= Beginning of Section =

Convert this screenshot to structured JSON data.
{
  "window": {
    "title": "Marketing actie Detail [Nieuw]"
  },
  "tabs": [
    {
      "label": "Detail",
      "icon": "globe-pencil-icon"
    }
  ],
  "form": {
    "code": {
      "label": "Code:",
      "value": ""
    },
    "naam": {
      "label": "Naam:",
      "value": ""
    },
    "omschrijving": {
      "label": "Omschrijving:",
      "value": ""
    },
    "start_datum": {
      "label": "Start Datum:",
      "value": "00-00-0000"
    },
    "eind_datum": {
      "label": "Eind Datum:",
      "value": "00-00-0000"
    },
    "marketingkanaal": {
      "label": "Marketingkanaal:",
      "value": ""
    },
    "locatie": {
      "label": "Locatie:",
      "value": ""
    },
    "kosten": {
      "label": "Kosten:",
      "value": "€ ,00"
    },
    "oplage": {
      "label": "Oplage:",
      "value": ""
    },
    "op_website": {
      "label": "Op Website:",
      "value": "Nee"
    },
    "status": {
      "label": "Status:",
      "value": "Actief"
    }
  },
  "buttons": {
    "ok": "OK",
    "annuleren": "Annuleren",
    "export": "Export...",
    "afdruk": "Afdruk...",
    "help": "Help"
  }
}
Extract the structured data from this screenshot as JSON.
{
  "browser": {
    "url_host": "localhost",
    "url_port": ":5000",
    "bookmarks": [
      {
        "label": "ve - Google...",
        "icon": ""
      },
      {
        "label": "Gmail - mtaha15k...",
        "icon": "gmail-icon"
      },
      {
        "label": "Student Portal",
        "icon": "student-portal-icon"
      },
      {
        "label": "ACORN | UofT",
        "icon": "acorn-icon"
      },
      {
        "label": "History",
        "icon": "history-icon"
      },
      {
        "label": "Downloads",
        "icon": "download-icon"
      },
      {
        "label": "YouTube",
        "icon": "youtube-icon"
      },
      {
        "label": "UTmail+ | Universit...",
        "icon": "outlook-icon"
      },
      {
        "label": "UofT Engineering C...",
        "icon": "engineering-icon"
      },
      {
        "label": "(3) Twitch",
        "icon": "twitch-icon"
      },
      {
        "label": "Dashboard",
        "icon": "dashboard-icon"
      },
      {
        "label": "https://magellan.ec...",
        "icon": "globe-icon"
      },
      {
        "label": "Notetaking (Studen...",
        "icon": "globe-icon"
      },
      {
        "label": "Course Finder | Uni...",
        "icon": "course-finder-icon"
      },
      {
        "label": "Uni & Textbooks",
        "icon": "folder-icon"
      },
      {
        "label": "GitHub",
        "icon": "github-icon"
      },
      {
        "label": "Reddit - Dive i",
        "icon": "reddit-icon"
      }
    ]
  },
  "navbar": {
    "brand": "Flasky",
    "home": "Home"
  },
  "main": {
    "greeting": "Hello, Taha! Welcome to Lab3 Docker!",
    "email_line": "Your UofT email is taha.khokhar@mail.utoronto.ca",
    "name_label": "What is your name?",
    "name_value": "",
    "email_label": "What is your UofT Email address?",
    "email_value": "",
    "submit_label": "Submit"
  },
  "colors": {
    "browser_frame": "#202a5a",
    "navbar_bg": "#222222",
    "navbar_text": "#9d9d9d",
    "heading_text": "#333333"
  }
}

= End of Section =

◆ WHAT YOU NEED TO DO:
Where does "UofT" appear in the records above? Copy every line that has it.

◆ OUTPUT OF THE TASK:
        "label": "ACORN | UofT",
        "label": "UofT Engineering C...",
    "email_line": "Your UofT email is taha.khokhar@mail.utoronto.ca",
    "email_label": "What is your UofT Email address?",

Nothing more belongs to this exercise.